“It’s free because we’re friends, right?”
Should I even answer this? You would think this statement absurd but I’ve had it asked me before. A friend should be one of the first people to want to support me both emotionally and financially. And if I decide to gift a piece, it’s because I wanted to not because I was cajoled into it.
My dad used to say this. It hurt then and it hurts now. True it would be a nice hobby if I engaged in it now and then, but spend 8 to 10 hours doing it every day even today. I have dedicated my life to it so I feel it has become much more than a hobby. It is my life and livelihood.
“That’s not what I imagined” after asking for something with a vague description.
I’ve always said that language is so fragile a thing and no one seems to be its master. I have had so many people describe their idea with words and had me at the drawing board over and over because it wasn’t what they pictured. It is the same as if you said you wanted potatoes and I pictured mashed or baked but you were thinking French-fried. You just have to give me more words and better descriptions before we begin. This is why most illustrators put a 3-rough clause in their contracts. We will allow you to send us to the drawing board 3 times before we begin charging more money. It seems only fair.
“Graduate school… for that… really?”

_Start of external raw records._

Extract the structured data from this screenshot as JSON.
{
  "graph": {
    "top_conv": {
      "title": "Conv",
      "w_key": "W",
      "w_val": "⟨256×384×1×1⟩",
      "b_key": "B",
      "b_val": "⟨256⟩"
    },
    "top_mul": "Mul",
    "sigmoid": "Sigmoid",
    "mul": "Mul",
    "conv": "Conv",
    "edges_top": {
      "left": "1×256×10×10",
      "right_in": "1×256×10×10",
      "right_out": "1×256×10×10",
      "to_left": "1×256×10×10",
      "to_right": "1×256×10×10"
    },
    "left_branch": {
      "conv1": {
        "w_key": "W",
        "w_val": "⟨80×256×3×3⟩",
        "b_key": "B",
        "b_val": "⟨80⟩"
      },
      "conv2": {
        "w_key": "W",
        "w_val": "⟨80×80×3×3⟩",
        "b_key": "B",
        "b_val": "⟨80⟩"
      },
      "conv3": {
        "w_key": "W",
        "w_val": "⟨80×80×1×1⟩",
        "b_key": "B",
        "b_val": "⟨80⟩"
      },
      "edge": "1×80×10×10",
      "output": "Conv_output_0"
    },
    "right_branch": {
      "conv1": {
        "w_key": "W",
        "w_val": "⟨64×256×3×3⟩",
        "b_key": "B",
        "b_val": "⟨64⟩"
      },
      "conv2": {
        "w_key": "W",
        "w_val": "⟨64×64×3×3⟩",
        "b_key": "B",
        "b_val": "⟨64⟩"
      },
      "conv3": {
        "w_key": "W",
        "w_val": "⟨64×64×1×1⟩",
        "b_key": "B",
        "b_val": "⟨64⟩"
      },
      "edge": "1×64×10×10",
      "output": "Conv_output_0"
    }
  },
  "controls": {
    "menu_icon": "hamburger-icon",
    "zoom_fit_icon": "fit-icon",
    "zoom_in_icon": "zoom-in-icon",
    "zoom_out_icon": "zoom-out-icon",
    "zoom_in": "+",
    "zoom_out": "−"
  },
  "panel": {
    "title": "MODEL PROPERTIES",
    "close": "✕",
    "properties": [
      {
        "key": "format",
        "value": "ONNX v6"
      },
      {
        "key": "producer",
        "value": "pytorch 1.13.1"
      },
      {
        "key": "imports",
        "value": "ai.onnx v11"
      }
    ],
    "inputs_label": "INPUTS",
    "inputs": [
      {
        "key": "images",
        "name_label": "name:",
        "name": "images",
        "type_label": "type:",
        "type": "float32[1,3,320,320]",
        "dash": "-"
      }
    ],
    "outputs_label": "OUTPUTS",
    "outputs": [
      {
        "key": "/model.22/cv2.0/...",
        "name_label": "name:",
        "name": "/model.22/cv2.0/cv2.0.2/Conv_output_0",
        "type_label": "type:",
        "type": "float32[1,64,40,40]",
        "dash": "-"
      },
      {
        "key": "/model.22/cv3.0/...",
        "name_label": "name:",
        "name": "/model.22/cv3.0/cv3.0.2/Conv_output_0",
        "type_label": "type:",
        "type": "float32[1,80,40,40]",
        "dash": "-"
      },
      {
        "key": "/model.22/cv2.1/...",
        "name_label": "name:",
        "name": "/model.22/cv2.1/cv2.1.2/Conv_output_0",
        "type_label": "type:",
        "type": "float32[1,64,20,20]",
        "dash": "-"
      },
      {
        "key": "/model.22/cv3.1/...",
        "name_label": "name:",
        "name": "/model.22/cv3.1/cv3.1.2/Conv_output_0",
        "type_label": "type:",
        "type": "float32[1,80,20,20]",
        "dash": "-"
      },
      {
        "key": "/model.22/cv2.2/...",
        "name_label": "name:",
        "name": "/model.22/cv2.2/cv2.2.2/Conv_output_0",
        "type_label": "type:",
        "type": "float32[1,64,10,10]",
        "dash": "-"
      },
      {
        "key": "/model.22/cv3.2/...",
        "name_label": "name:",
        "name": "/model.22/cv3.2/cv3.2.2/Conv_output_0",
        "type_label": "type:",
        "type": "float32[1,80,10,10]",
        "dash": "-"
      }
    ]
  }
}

My sister still talks about that. She used to scoff when I said I had homework and she would tell people “SHE MAJORS IN ART” like there is no homework or it isn’t hard and doesn’t take 15 to 20 hours to complete. Okay, so she majored in Microbiology and that was hard. I couldn’t do her homework and I daresay, she couldn’t do mine. I just shake my head when she still tells that story. She will never get it I suppose. Time to let it go. I went to graduate school to be the best illustrator I could be. I learned more than art. I learned about the requirements of freelance record keeping and taxes, pricing my work, marketing myself, approaching publishers, creating postcards and flyers that catch the eye, not to mention honing my skills and trying new mediums. I worked at it, drawing and painting 8 to 14 hours each day. That is no hobby.
Do any of these strike a chord with you? What would you answer someone with statements like these? I’d love to hear your thoughts or comments below.